Of course, this got me thinking: what other Asrah videos are there out there? There's this dramatic television version (in Portuguese, perhaps?), starring some kind of heartthrob magician (based on the squeals from the audience) and using Aerosmith as a soundtrack:

Then there's this guy, who seems to think the music from Back to the Future is just the perfect accompaniment to the illusion:

Then there's ... this:

Not a very good rendition, but you do get to see the non sequitur of a big man with a tiny stroller at the beginning.

I guess this shows that Le Roy created something special, since the trick is still performed today. Of course, I still have no idea why the chicken is on the poster, but that's a mystery for another day.

Sunday, August 2, 2009

The steroid plot thickens ...

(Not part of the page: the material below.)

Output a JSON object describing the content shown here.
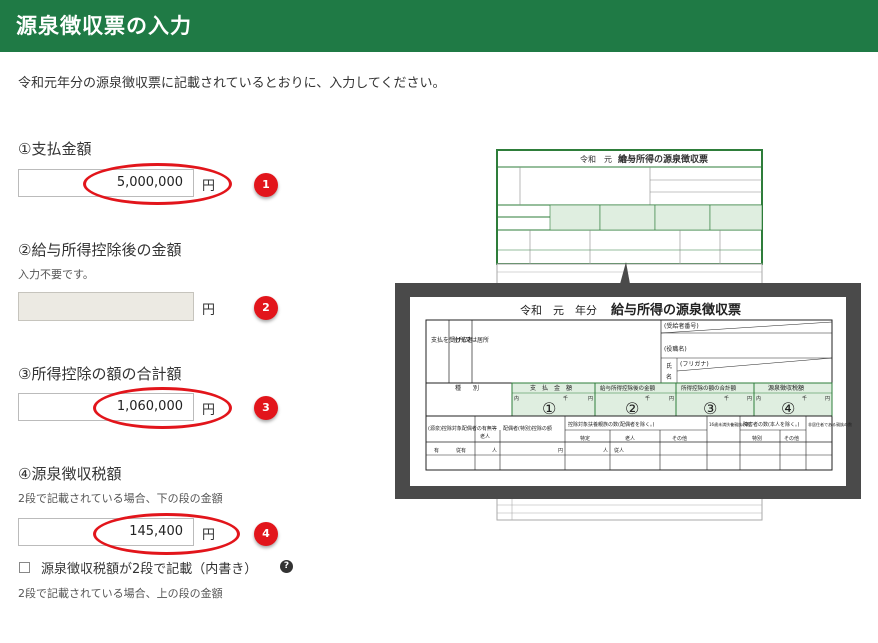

I was pretty bummed to hear this week's revelation that Red Sox slugger David Ortiz tested positive for steroids back in 2003. The news left me wondering why I should care about a sport that seems perfectly happy to lie to me over and over and over.

Since then, the plot has only gotten murkier for the Beantown team. Today's Boston Globe has a fantastic article detailing how two security staffers for the Sox were fired last year for illegal steroid use.

Some quick highlights:

• One of the guards in question is Jerry Remy's son, and he looks like a total muscle-bound freak.

• Security guards only get paid $11/hour, but there are perks. What perks? How about driving around in player's cars that they can never afford because they get paid $11/hour?

• MLB investigators spent as little as fifteen minutes "interviewing" the dismissed guards:
Remy, 30, said he believed the questioning, conducted in a Fenway Park conference room by MLB investigator Eduardo Dominguez, lasted about 15 minutes. It seemed to him a perfunctory exercise in damage control.

“They didn’t ask much at all; they wanted to make it disappear,’’ he said.

“Major League Baseball asked me, ‘Have you ever seen any players do steroids?’ ’’ Remy recalled. “I said, ‘No. no.’ . . . He said, ‘If you’re honest with me, nothing will happen to you.’ Next thing I know, I get fired.’’
• The Remy freak (seriously, check him out in the article pictures. Oh, and did I mention that he allegedly enjoys beating up women? Yeah, the article covers that, as well) says he had conversations with the personal assistant of David Ortiz about steroids:
That salaried personal assistant, Felix Leopoldo Marquez Galice, is a Dominican currently facing possible deportation for covering up his illegal status by using the name of a Puerto Rican man serving prison time for a drug offense ... “He admitted taking steroids. We had conversations about steroids,’’ said Remy.

“We’d talk, ‘This one works for that. This one makes you bulky. This one makes you harder,’ ’’ Remy recalled.
And Remy also claims that MLB investigators never bothered to ask about Galice.

These are some sad times to be a baseball fan. Even if some of these admissions are nothing more than fiction, there's got to be a certain amount of truth buried underneath it all. To read the full article, click here.